CS274A: Probabilistic Learning
CLOSED : 2010 OFFERING
Lecture: Roland Hall (RH) 184, MWF 2-3pm
Instructor: Prof. Alex Ihler
Introduction to probabilistic models, inference, and learning.
CS274A is an introductory course to probabilistic approaches to learning from data. Probabilistic models form an important part of many areas of computer science, and probabilistic learning (in this context, automatically constructing probabilistic models from data) has become an important tool in sub-fields such as artificial intelligence, data mining, speech recognition, computer vision, bioinformatics, signal processing, and many more. CS274A will provide an introduction to the concepts and principles which underly probabilistic models, and apply these principles to the development, analysis, and practical application of machine learning algorithms.
The course will focus primarily on parametric probabilistic modeling, including data likelihood, parameter estimation using likelihood and Bayesian approaches, hypothesis testing and classification problems, density estimation, clustering, and regression. Related problems, including model selection, overfitting, and bias/variance trade-offs will also be discussed.
The course is intended to be an introduction to probabilistic learning, and thus has few explicit requirements. Students are expected to be familiar with basic concepts from probability, linear algebra, multivariate calculus, etc. Homeworks will use the MATLAB programming environment, but no prior experience with MATLAB is required for the course.
Three lectures per week (MWF). Homeworks due in class approximately every two weeks. Two exams (midterm and final). Grading: 40% homework, 25% midterm, 35% final.
Office hours for the course are 4pm Fridays, or by appointment.

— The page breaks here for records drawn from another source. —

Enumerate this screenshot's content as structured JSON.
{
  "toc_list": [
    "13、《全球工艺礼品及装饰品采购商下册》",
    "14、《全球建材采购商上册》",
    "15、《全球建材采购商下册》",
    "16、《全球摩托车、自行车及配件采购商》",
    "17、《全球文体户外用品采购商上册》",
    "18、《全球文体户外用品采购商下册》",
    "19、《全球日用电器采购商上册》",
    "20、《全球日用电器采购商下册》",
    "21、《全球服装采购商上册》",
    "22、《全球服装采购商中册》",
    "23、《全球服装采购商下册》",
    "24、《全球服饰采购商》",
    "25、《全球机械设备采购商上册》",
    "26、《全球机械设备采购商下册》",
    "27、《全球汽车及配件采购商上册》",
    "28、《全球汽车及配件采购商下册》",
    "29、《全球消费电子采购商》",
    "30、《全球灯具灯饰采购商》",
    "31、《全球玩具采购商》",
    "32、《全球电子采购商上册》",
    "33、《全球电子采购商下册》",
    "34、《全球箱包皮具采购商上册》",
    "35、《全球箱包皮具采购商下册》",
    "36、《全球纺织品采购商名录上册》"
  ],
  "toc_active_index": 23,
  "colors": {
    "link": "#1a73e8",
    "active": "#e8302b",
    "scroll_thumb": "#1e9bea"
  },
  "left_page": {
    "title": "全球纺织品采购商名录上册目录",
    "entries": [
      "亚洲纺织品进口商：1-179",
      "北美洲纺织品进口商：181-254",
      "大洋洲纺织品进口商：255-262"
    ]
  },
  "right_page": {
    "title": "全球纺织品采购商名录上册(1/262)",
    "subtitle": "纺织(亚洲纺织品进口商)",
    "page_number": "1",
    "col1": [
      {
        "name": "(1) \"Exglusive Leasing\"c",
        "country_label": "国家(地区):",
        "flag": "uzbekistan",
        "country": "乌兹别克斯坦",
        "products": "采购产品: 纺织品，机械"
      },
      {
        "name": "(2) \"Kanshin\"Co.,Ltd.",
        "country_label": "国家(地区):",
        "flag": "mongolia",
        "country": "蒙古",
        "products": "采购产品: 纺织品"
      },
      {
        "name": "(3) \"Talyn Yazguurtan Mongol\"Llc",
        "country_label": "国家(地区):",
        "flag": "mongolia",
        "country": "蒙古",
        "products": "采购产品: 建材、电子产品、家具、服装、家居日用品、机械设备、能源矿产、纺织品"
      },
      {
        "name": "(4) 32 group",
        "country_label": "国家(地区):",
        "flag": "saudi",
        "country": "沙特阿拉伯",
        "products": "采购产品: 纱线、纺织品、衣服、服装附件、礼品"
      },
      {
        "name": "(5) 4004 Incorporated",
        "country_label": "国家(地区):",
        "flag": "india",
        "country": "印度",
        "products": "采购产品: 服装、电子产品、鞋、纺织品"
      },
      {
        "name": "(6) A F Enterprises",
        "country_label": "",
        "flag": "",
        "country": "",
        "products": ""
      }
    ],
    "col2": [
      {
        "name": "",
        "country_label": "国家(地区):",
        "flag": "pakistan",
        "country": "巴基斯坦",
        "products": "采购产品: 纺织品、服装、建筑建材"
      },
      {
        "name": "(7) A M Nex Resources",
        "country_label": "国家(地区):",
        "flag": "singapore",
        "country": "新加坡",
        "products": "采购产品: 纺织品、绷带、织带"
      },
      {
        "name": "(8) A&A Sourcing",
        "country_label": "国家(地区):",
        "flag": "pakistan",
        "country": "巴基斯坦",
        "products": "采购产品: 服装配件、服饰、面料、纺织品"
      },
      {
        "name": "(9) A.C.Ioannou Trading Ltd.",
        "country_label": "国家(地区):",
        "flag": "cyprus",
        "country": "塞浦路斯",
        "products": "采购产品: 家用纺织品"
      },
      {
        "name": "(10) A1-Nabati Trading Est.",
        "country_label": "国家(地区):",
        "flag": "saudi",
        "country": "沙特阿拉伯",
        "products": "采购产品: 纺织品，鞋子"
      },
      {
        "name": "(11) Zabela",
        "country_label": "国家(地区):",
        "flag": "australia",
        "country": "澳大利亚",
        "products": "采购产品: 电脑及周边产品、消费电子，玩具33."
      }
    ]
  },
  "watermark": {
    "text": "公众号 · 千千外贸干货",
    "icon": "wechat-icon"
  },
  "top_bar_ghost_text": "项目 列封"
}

Discussion of the course concepts and methods among the students is encouraged; however, all work handed in should be completely your own. In order to strike a balance, we'll use the "work product" rule: while discussing anything related to the homework, you should retain no work product created during the discussion. In other words, you can meet and discuss the problems, describe the solution, etc., but then all parties must go away from the meeting with no record (written notes, code, etc.) from the meeting and do the homework problem on your own. If you work on a whiteboard, just erase it when you're done discussing. Don't show someone else your homework, or refer to it during the discussion, since by this policy you must then throw it away.
The required textbook for the course is Bishop's "Pattern Recognition and Machine Learning", but lectures are likely to follow the book only loosly. Other recommended reading include MacKay's "Information Theory, Inference, and Learning Algorithms" (available online at http://www.inference.phy.cam.ac.uk/mackay/itila/), Duda, Hart, and Stork's "Pattern Classification", and Hastie, Tibshirani, and Friedman's "Elements of Statistical Learning".
Often we will write code for the course using the Matlab environment. Matlab is accessible through NACS computers at several campus locations (e.g., MSTB-A, MSTB-B, and the ICS lab), and if you want a copy for yourself student licenses are fairly inexpensive ($100). Personally, I do not recommend the open-source Octave program as a replacement, as the syntax is not 100% compatible and may cause problems (for me or you).
If you are not familiar with Matlab, there are a number of tutorials on the web:
You may want to start with one of the very short tutorials, then use the longer ones as a reference during the rest of the term.
(Tentative) Schedule of Topics.